Letters to the Editor may be sent to: Honolulu Magazine, P.O. Box 913, Honolulu, HI, 96808-0913, faxed: 537-6455 or e-mailed: email@example.com
"The Honolulu 100," November 2005
HONOLULU’s cover story last month was a joint project with the city and county of Honolulu’s Centennial Commission, in celebration of the city’s 100th birthday. The feature attracted many phone calls and letters from readers, who proposed some great names, including many people important to the state of Hawai’i. During our story process, it was difficult to separate Honolulu from the state, as so much of the population is concentrated here, but we kept our focus on the individuals who had contributed the most to the city itself. Here are some reader suggestions; in brackets, we’ve added a little research on them.
Henry Kuualoha Giugni did a lot for Hawai’i and the Hawaiian people and was a very accomplished Polynesian man. He was Inouye’s right-hand man from 1957 to 1986.
Lisa Veneri, Hawai’i Kai
Jesse Sapolu. The man has four Super Bowl rings! [NFL player Jesse Sapolu played 15 seasons with the San Francisco 49ers. He got his start playing at Farrington High School, and played at the University of Hawai’i.]
Keith Collins, Kona
Glen Grant, Honolulu’s famous ghost hunter. [In addition to his ghost tours, Grant authored several books.]
Dean Masutomi, Hilo
Isabella Abbott, beloved by every person in Hawai’i who cares or knows about our plants. [Abbott is a UH Manoa professor emerita who specializes in ethnobotany and marine algae.]
D. J. Henderson, Kailua, HI
K.J. Luke, chairman and founder of Hawai’i National Bank. [Luke was a prominent businessman of Chinese descent who passed away in 2000. He also taught finance and economics at UH.]
Evan Leong, Honolulu
Patsy Mink. Her public service over many decades had a great impact on the lives of the people of Honolulu, especially girls and women.
Helen Takeuchi, Honolulu
"40 Things Every Local Must Do," October 2005
HONOLULU’s cover story in October celebrates the foods, traditions and pastimes that make the Islands unique.
Thanks for reminding me why I still call Hawai’i home, even though I’ve been away for the past 15 years. Thank goodness we can get Spam, plate lunch at L&L, Cecilio and Kapono in concert and the beach here [in San Diego], but none is like home. I still look for folks who seem local, and have found quite a few. Naturally, the first question we ask each other is where they wen’ high school.

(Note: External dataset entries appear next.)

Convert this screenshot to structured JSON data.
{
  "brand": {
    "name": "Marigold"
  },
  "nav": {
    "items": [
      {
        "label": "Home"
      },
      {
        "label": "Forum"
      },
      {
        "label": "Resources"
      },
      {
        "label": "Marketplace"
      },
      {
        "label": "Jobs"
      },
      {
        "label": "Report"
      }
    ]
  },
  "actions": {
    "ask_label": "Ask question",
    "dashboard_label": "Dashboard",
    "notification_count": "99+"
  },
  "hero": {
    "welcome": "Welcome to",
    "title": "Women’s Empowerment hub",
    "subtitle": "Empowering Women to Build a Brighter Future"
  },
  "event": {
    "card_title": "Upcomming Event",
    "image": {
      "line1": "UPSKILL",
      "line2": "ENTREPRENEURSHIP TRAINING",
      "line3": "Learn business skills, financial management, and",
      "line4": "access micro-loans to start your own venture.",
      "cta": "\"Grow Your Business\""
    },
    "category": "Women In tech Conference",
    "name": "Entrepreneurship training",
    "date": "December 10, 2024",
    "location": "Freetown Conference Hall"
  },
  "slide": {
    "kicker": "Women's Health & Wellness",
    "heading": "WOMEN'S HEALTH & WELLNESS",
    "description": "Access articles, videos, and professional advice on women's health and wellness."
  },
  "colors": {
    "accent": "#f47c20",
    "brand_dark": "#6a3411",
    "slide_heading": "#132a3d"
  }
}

Lori Herman, San Diego, CAlif.
Couldn’t help noticing item No. 2 in the "40 Things Every Local Must Do" feature. The red-and-blue mechanical man himself asked us to relay the message that your editorial staff has impeccable taste and judgment.
Chance Gusukuma, Producer, JN Productions, Inc.
HONOLULU Editor’s note: JN Productions licensed the Japanese sci-fi show Kikaida and has released it on DVD.
You must add these places to your list of 40 things every local must do:
1) Hawai’i Plantation Village. It may not be as slick as the PCC, but this Waipahu outdoor history museum tells a great story of how many came to the Islands by working on the sugar plantations.
2) Pu’u o mahuka heiau. This is the heiau above Waimea Bay. It’s well-preserved and the largest on O’ahu.
3) ‘Iolani Palace. As a kid, I saw this Hawai’i Five-O "headquarters," but could never go inside until it was restored. It’s a Hawaiian national treasure and the only official state residence of royalty in the United States.
Peter Brooks, Lehi, Utah
AHANA KOKO LELE
On page 29, the photo of marine debris should have been credited to Monte Costa.
In "The Honolulu 100," the Henry J. Kaiser photo was incorrectly credited. It should have read: Copyright, Camera Hawai’i Archives/Courtesy of Danna Martel.